# Task description
Search the records for lines that contain the word "title". Copy them all.

(Stored data entries)
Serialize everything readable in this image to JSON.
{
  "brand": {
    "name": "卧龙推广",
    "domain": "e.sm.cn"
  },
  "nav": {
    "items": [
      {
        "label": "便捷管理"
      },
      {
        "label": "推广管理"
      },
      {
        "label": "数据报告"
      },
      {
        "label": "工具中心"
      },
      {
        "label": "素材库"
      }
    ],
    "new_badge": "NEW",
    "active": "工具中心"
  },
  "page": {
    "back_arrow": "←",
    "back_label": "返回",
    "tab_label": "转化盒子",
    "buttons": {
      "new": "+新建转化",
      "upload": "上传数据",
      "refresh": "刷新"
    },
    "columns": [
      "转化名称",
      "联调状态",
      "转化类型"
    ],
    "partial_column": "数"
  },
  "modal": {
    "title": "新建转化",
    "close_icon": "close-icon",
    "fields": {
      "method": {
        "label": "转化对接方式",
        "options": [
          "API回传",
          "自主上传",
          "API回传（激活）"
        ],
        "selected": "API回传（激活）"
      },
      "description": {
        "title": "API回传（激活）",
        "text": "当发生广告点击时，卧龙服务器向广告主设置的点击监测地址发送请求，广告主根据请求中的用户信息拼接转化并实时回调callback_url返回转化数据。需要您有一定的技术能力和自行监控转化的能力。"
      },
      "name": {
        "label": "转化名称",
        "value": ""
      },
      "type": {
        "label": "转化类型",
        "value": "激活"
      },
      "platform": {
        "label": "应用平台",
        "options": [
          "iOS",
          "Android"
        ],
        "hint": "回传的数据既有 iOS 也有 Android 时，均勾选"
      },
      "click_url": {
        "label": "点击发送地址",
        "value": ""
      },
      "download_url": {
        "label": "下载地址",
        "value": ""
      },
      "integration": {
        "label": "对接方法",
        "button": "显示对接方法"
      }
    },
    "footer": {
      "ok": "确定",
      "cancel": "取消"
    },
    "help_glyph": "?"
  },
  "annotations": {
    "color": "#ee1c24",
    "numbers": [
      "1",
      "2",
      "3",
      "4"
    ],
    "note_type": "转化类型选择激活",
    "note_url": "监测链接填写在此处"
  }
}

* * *

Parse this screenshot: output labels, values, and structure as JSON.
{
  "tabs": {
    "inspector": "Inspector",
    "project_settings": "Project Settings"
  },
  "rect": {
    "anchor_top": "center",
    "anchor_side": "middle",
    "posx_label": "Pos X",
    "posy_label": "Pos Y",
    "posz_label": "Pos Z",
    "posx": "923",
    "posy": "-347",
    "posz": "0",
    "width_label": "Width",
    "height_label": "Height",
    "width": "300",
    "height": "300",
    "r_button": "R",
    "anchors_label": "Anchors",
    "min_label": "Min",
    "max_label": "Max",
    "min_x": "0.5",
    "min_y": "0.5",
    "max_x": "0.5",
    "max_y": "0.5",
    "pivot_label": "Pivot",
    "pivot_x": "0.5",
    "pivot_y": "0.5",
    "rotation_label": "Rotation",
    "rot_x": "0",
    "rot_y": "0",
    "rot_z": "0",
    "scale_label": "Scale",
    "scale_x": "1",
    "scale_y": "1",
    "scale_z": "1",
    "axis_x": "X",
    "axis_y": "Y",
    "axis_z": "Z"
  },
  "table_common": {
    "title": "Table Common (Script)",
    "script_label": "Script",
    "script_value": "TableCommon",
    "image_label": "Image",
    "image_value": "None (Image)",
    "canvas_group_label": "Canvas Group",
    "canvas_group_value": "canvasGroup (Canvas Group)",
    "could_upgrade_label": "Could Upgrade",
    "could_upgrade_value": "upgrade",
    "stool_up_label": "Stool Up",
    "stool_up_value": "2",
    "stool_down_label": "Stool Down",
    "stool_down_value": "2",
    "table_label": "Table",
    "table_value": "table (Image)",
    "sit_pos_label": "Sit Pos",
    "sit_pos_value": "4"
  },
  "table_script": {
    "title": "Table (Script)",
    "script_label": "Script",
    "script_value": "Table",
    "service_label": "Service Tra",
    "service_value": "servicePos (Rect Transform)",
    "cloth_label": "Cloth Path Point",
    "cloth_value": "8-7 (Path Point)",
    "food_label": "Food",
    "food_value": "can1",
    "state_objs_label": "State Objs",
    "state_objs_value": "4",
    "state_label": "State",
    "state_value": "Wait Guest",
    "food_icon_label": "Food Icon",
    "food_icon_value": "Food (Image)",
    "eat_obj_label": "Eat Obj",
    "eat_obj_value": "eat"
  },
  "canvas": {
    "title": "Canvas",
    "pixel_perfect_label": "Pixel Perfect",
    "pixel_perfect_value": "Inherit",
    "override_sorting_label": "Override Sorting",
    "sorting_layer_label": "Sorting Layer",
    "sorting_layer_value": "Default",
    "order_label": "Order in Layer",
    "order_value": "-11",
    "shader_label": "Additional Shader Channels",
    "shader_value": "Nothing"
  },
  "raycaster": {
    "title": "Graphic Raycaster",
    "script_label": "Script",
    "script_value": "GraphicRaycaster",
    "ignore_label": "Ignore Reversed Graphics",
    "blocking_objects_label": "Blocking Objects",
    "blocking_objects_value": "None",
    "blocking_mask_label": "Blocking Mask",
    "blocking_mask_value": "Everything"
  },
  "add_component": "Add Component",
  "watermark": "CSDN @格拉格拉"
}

# Solution for this problem
    "title": "新建转化",
        "title": "API回传（激活）",
    "title": "Table Common (Script)",
    "title": "Table (Script)",
    "title": "Canvas",
    "title": "Graphic Raycaster",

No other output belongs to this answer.